Some states also might have a homeowner’s tax exemption, says Cannistra: “If your state does, closing the deal by Dec. 31 rather than waiting for the first week of the new year can make a year’s difference in whether or not you get that valuable tax savings.”
Also, many closing fees are tax-deductible if you itemize—although you should always double-check with your accountant about any tax questions.
4. A realistic picture of the house
What house doesn’t look amazing in the typical spring buying season, with newly planted flowers and plenty of sunlight streaming through the windows? Checking it out during the miserable winter season, on the other hand, might give you a more accurate idea of what you might be living with the rest of the year.
In addition to seeing the house, warts and all, you can check for issues that you'd notice only during cold weather.
“Maybe there's a bedroom in the home that doesn't get sufficient heat, or the front door gets jammed in icy conditions," says Wasson. "Inspectors are less likely to catch these issues with the home when they check them out of season."
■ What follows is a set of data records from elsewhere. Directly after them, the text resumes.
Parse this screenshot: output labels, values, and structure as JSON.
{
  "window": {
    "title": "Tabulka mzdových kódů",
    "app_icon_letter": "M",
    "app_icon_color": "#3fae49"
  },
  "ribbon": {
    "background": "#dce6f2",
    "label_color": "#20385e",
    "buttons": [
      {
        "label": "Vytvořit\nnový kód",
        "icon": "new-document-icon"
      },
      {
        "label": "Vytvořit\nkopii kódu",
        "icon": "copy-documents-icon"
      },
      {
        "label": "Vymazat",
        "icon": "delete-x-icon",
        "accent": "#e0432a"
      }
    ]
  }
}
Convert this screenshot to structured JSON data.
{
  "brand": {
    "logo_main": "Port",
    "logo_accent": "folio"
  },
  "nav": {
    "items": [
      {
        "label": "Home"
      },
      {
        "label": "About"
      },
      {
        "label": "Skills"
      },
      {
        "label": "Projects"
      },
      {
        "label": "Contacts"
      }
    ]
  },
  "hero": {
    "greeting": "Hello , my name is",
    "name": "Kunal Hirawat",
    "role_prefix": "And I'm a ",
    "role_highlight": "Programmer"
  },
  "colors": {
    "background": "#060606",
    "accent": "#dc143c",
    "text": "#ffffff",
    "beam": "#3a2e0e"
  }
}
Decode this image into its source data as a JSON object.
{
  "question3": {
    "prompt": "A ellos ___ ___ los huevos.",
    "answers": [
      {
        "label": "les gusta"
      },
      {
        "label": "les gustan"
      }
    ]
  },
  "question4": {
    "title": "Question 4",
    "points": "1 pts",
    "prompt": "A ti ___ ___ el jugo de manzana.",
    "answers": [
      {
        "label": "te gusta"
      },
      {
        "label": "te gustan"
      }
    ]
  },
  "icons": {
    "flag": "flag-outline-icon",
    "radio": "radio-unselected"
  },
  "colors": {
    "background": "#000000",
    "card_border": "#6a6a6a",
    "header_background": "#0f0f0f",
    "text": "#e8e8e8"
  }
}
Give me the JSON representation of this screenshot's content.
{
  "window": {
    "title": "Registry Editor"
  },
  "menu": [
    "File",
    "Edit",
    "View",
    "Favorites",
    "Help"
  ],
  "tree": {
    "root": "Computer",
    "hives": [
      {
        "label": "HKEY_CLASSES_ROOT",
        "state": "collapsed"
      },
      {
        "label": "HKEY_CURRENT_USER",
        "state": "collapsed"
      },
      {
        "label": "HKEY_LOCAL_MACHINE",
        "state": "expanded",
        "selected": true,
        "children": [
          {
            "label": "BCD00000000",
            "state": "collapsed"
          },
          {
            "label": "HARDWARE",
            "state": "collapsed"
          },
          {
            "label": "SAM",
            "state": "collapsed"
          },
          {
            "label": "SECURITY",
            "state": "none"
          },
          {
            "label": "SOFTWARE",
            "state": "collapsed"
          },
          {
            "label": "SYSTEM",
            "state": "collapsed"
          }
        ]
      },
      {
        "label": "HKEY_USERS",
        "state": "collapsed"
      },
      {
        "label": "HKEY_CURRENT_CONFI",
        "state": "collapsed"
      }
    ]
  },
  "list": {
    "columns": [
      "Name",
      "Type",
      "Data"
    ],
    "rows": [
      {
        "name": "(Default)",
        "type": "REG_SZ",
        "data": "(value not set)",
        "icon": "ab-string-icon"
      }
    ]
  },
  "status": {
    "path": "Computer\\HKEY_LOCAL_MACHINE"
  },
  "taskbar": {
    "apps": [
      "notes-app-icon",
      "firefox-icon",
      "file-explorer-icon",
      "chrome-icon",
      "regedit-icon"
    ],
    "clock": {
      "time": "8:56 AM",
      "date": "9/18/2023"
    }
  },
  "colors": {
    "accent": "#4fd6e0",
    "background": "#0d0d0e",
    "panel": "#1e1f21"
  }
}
Of course, don’t forget that issues that crop up more during summer will be less accessible—such as how well the air conditioning works or what the roof really looks like under all that snow and ice—so make sure that your home inspector does a thorough job on those fronts, too.
5. Greater accessibility to professionals
“Since December is usually a slower month all around, you will have easier access to movers, inspectors, and mortgage brokers,” says Jennifer Sommers with Sotheby's International Realty in Boca Raton, FL.
In addition, motivated real estate agents will bend over backward to provide service with fewer client demands and will share your desire to get it done and in the books before the new year rolls around. Ditto on your mortgage broker, who is bound to speed your closing through.